WORK REQUEST:
Repeat the records below word for word.
((
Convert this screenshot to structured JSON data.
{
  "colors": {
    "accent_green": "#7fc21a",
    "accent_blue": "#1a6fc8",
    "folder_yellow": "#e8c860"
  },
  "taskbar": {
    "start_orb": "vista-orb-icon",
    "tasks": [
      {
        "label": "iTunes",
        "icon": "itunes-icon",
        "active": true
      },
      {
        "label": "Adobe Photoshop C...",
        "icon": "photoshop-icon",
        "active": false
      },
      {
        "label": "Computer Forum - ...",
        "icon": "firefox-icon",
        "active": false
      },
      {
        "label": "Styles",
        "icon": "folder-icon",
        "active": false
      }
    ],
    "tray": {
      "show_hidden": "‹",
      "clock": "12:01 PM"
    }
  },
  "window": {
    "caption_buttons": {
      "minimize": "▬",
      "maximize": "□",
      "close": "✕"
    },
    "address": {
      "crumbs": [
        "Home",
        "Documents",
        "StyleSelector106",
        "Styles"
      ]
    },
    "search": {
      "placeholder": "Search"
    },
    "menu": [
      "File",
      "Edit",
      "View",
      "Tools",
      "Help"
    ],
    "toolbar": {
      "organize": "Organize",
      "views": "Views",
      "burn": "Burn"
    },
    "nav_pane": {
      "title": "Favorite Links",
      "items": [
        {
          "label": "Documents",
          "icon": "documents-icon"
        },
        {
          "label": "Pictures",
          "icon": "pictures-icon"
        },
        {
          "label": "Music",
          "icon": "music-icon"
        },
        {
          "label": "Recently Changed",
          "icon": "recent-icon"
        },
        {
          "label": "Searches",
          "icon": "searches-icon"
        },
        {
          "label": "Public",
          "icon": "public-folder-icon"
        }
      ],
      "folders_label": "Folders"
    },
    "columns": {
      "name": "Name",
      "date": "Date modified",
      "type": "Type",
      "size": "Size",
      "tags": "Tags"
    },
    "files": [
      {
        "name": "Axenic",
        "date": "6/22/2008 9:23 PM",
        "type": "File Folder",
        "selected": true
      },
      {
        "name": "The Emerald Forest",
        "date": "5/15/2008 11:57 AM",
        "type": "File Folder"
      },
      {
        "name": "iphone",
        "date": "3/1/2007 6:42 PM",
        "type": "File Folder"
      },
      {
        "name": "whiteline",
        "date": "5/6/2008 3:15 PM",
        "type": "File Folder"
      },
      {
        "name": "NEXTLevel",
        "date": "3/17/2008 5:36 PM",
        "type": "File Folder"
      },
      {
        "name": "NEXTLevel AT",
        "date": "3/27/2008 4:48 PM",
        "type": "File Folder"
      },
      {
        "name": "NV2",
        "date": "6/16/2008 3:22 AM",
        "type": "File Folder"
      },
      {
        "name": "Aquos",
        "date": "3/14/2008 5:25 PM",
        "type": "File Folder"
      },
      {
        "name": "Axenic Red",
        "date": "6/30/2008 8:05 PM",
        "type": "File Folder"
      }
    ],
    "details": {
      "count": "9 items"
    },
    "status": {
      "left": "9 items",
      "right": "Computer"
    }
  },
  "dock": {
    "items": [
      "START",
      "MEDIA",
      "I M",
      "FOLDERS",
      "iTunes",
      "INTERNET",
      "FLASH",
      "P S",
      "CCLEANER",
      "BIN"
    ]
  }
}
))
ANSWER BELOW:
Convert this screenshot to structured JSON data.
{
  "colors": {
    "accent_green": "#7fc21a",
    "accent_blue": "#1a6fc8",
    "folder_yellow": "#e8c860"
  },
  "taskbar": {
    "start_orb": "vista-orb-icon",
    "tasks": [
      {
        "label": "iTunes",
        "icon": "itunes-icon",
        "active": true
      },
      {
        "label": "Adobe Photoshop C...",
        "icon": "photoshop-icon",
        "active": false
      },
      {
        "label": "Computer Forum - ...",
        "icon": "firefox-icon",
        "active": false
      },
      {
        "label": "Styles",
        "icon": "folder-icon",
        "active": false
      }
    ],
    "tray": {
      "show_hidden": "‹",
      "clock": "12:01 PM"
    }
  },
  "window": {
    "caption_buttons": {
      "minimize": "▬",
      "maximize": "□",
      "close": "✕"
    },
    "address": {
      "crumbs": [
        "Home",
        "Documents",
        "StyleSelector106",
        "Styles"
      ]
    },
    "search": {
      "placeholder": "Search"
    },
    "menu": [
      "File",
      "Edit",
      "View",
      "Tools",
      "Help"
    ],
    "toolbar": {
      "organize": "Organize",
      "views": "Views",
      "burn": "Burn"
    },
    "nav_pane": {
      "title": "Favorite Links",
      "items": [
        {
          "label": "Documents",
          "icon": "documents-icon"
        },
        {
          "label": "Pictures",
          "icon": "pictures-icon"
        },
        {
          "label": "Music",
          "icon": "music-icon"
        },
        {
          "label": "Recently Changed",
          "icon": "recent-icon"
        },
        {
          "label": "Searches",
          "icon": "searches-icon"
        },
        {
          "label": "Public",
          "icon": "public-folder-icon"
        }
      ],
      "folders_label": "Folders"
    },
    "columns": {
      "name": "Name",
      "date": "Date modified",
      "type": "Type",
      "size": "Size",
      "tags": "Tags"
    },
    "files": [
      {
        "name": "Axenic",
        "date": "6/22/2008 9:23 PM",
        "type": "File Folder",
        "selected": true
      },
      {
        "name": "The Emerald Forest",
        "date": "5/15/2008 11:57 AM",
        "type": "File Folder"
      },
      {
        "name": "iphone",
        "date": "3/1/2007 6:42 PM",
        "type": "File Folder"
      },
      {
        "name": "whiteline",
        "date": "5/6/2008 3:15 PM",
        "type": "File Folder"
      },
      {
        "name": "NEXTLevel",
        "date": "3/17/2008 5:36 PM",
        "type": "File Folder"
      },
      {
        "name": "NEXTLevel AT",
        "date": "3/27/2008 4:48 PM",
        "type": "File Folder"
      },
      {
        "name": "NV2",
        "date": "6/16/2008 3:22 AM",
        "type": "File Folder"
      },
      {
        "name": "Aquos",
        "date": "3/14/2008 5:25 PM",
        "type": "File Folder"
      },
      {
        "name": "Axenic Red",
        "date": "6/30/2008 8:05 PM",
        "type": "File Folder"
      }
    ],
    "details": {
      "count": "9 items"
    },
    "status": {
      "left": "9 items",
      "right": "Computer"
    }
  },
  "dock": {
    "items": [
      "START",
      "MEDIA",
      "I M",
      "FOLDERS",
      "iTunes",
      "INTERNET",
      "FLASH",
      "P S",
      "CCLEANER",
      "BIN"
    ]
  }
}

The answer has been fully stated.